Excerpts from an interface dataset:
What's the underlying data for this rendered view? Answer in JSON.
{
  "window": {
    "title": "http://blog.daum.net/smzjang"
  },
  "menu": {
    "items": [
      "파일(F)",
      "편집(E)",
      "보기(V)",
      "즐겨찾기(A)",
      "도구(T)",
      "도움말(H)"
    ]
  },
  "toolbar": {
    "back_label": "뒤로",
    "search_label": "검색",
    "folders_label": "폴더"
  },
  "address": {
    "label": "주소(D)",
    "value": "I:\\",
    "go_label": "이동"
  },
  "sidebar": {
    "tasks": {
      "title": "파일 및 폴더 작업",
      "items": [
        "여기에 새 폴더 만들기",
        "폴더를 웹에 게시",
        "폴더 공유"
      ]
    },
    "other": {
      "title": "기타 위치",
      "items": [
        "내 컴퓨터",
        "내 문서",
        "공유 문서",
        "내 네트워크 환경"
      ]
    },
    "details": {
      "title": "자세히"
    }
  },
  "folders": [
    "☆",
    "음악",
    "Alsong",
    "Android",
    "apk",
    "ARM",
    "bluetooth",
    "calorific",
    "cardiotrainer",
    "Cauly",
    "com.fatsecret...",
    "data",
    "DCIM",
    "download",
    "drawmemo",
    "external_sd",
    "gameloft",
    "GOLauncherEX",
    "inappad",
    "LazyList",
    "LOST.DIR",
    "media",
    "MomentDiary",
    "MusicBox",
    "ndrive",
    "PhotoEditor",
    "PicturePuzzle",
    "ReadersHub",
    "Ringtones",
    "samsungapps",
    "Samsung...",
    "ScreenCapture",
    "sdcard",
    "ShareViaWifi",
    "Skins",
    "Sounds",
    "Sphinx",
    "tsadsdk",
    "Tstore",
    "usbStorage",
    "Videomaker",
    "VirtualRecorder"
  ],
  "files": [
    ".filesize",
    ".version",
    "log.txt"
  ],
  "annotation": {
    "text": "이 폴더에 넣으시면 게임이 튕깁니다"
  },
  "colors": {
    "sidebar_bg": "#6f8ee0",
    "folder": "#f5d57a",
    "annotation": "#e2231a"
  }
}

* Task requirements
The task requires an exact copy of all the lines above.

* Expected output
What's the underlying data for this rendered view? Answer in JSON.
{
  "window": {
    "title": "http://blog.daum.net/smzjang"
  },
  "menu": {
    "items": [
      "파일(F)",
      "편집(E)",
      "보기(V)",
      "즐겨찾기(A)",
      "도구(T)",
      "도움말(H)"
    ]
  },
  "toolbar": {
    "back_label": "뒤로",
    "search_label": "검색",
    "folders_label": "폴더"
  },
  "address": {
    "label": "주소(D)",
    "value": "I:\\",
    "go_label": "이동"
  },
  "sidebar": {
    "tasks": {
      "title": "파일 및 폴더 작업",
      "items": [
        "여기에 새 폴더 만들기",
        "폴더를 웹에 게시",
        "폴더 공유"
      ]
    },
    "other": {
      "title": "기타 위치",
      "items": [
        "내 컴퓨터",
        "내 문서",
        "공유 문서",
        "내 네트워크 환경"
      ]
    },
    "details": {
      "title": "자세히"
    }
  },
  "folders": [
    "☆",
    "음악",
    "Alsong",
    "Android",
    "apk",
    "ARM",
    "bluetooth",
    "calorific",
    "cardiotrainer",
    "Cauly",
    "com.fatsecret...",
    "data",
    "DCIM",
    "download",
    "drawmemo",
    "external_sd",
    "gameloft",
    "GOLauncherEX",
    "inappad",
    "LazyList",
    "LOST.DIR",
    "media",
    "MomentDiary",
    "MusicBox",
    "ndrive",
    "PhotoEditor",
    "PicturePuzzle",
    "ReadersHub",
    "Ringtones",
    "samsungapps",
    "Samsung...",
    "ScreenCapture",
    "sdcard",
    "ShareViaWifi",
    "Skins",
    "Sounds",
    "Sphinx",
    "tsadsdk",
    "Tstore",
    "usbStorage",
    "Videomaker",
    "VirtualRecorder"
  ],
  "files": [
    ".filesize",
    ".version",
    "log.txt"
  ],
  "annotation": {
    "text": "이 폴더에 넣으시면 게임이 튕깁니다"
  },
  "colors": {
    "sidebar_bg": "#6f8ee0",
    "folder": "#f5d57a",
    "annotation": "#e2231a"
  }
}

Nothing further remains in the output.